Living Green

hints for green living

Looking to save energy and live a greener life?

Try these hints and tips to cut energy use, reduce waste, and clean green in your organized home.

Make Ice With Recycled Milk Cartons

Need ice for summer events? Turn to the humble milk carton! As you empty them, drain, rinse and refill square milk cartons with clean water. Leave an inch in the top for expansion, then tuck into the freezer. Use frozen cartons whole to cool ice chests. For crushed ice, turn the cartons sideways and smack smartly against a concrete floor on all sides, then tear open the top and pour. Energy saving bonus: keeping freezers full cuts energy use.

Give The Fridge Some Air

Cramming food into the refrigerator cuts air circulation and leads to cold spots that waste energy (and freeze food!) Give refrigerator contents some breathing room to reduce energy use and food waste. In the freezer? Go the other way and pack it full for best energy consumption. Get more tips to cut energy use in the kitchen:

Chill Out! Cut Energy Use in Refrigerator and Freezer

New Use For Old Sponges

When the kitchen sponge has reached the end of useful, give it a new lease on life! Rinse it well, then place in the bottom of a flower pot when planting. The sponge will retain moisture and prevent soil from washing away.

Save at the Farmers' Market

Shopping the farmers' market? For maximum savings on fresh, locavore produce, shop the market near closing hours. Vendors are often willing to cut prices on surplus goods at day's end, so they won't have to cart it home. Make them an offer ... and cut food costs!

Ceiling Fan Solution For A Warmer Winter

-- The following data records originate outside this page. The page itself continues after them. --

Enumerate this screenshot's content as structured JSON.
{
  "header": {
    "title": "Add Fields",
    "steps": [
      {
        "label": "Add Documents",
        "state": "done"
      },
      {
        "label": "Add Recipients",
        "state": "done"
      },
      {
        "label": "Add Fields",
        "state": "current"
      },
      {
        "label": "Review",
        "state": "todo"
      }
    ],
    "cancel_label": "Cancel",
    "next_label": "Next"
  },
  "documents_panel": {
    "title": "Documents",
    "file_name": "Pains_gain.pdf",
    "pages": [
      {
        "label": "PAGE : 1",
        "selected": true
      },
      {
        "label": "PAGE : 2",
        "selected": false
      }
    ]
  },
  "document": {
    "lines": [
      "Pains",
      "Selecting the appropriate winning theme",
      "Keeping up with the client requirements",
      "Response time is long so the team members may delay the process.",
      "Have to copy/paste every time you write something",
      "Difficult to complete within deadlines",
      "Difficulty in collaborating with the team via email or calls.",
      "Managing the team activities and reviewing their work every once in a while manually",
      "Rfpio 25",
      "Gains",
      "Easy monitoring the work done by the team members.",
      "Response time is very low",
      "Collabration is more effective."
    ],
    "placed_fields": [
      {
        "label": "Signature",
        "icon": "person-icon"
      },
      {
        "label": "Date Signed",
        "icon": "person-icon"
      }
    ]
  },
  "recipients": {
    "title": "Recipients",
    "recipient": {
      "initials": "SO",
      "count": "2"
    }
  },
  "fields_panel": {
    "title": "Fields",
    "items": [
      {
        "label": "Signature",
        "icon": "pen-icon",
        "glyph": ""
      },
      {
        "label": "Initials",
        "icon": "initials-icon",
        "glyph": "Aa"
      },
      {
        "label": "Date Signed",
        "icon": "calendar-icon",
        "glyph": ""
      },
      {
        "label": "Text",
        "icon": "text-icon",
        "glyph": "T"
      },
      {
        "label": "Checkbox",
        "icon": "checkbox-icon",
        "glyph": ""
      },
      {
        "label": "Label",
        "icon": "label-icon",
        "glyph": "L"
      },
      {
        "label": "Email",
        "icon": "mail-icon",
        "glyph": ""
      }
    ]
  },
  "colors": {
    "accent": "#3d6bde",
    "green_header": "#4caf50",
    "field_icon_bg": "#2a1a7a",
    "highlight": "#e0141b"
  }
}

In summer, a ceiling fan adds a welcome, cooling breeze--but did you know your fan can help you stay warm in winter, too? Most modern fans include a reverse setting to draw cold air upward and redistribute warmer air downward around the edges of the room in cold weather. How to tell the difference? Look up! In summer, you'll want the fan's blades to run counter-clockwise for cooling; in winter, blades move clockwise to draw cold air upward.